HSBC has teamed up with Allianz Global Investors (AllianzGI) to wrap trade finance assets into notes, in what the bank says is the first trade finance securitisation initiative of its kind.

Unlike more traditional trade finance securitisation models, where an underlying book of business is packaged up and divided into different risk segments before being placed with investors, the HSBC-AllianzGI model operates on a transaction-by-transaction basis. In short, trade finance assets originated by HSBC’s global trade and receivables finance (GTRF) business will be converted into notes that the newly-created Allianz Working Capital Fund (Alwoca) will buy and offer to AllianzGI clients later this year.

“By doing this on a transaction-by-transaction basis, we have the ability to choose which transactions we put in, and it is transparent to the investors to choose which assets they want to invest in or not,” Surath Sengupta, global head of trade portfolio management and distribution at HSBC, tells GTR. “What we are effectively doing is getting a transaction and then converting it into a format that investors understand, which is a securities format, and hence they can invest in it.”

Under this model, trade finance assets, from traditional products such as trade loans to structured solutions like supply chain and receivables finance, will be put into a special purpose vehicle (SPV). These assets have different risk profiles and typically short tenors, such as 60-day fixed term corporate payables. AllianzGI then acts as portfolio manager for the SPV, selecting the transactions purchased. The SPV’s assets are then wrapped into notes that Alwoca will buy, enabling the fund to take exposure to trade assets through a securities format. Alwoca is seeking to have a duration of below one year and generate returns significantly in excess of those available in public markets for the same duration.

HSBC and AllianzGI will initially use European corporate trade finance assets for their notes before expanding to include other markets as demand increases. The first transaction – a payables finance transaction – has already been securitised, GTR has learned, although HSBC was not able to disclose the amount or timing of the deal.

Trade finance securitisation is increasingly seen as a viable solution for closing the trade finance gap.

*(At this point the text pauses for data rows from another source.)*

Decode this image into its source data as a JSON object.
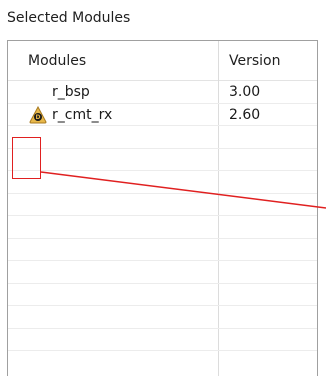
{
  "section": {
    "title": "Selected Modules"
  },
  "table": {
    "columns": [
      "Modules",
      "Version"
    ],
    "rows": [
      {
        "name": "r_bsp",
        "version": "3.00",
        "icon": null
      },
      {
        "name": "r_cmt_rx",
        "version": "2.60",
        "icon": "download-badge-icon"
      },
      {
        "name": "",
        "version": "",
        "icon": null
      },
      {
        "name": "",
        "version": "",
        "icon": null
      },
      {
        "name": "",
        "version": "",
        "icon": null
      },
      {
        "name": "",
        "version": "",
        "icon": null
      },
      {
        "name": "",
        "version": "",
        "icon": null
      },
      {
        "name": "",
        "version": "",
        "icon": null
      },
      {
        "name": "",
        "version": "",
        "icon": null
      },
      {
        "name": "",
        "version": "",
        "icon": null
      },
      {
        "name": "",
        "version": "",
        "icon": null
      },
      {
        "name": "",
        "version": "",
        "icon": null
      }
    ]
  },
  "icons": {
    "badge_letter": "D"
  },
  "colors": {
    "annotation": "#e02020",
    "badge_fill": "#e8b84a"
  }
}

At present, banks provide about US$10tn in trade finance each year to companies, while the secondary market for these assets is a paltry US$300bn, much of which comprises bilateral trading between banks. “Given that global demand for trade finance already outstrips supply by about US$1.5tn a year, we see huge potential for a thriving secondary market to stimulate trade in goods and services – the lifeblood of the global economy,” says Sengupta. “We’re aiming for nothing less than a major reform of the trade finance market that will benefit exporters, importers and investors keen to buy into real economy transactions. We at HSBC provide over US$750bn of trade finance each year, and by distributing more trade assets we can support more businesses.”

Recognising the need to increase access to liquidity for trade finance assets, HSBC’s GTRF business has built trade asset distribution hubs in Hong Kong, Singapore, London and New York over the past three years, increasing distribution volumes of trade finance assets to US$32bn in 2018, up from US$2bn in 2016. The bank has also joined the Trade Finance Distribution Initiative, led by Tradeteq, a technology platform launched last year, which will create common data standards and definitions for global trade finance asset distribution.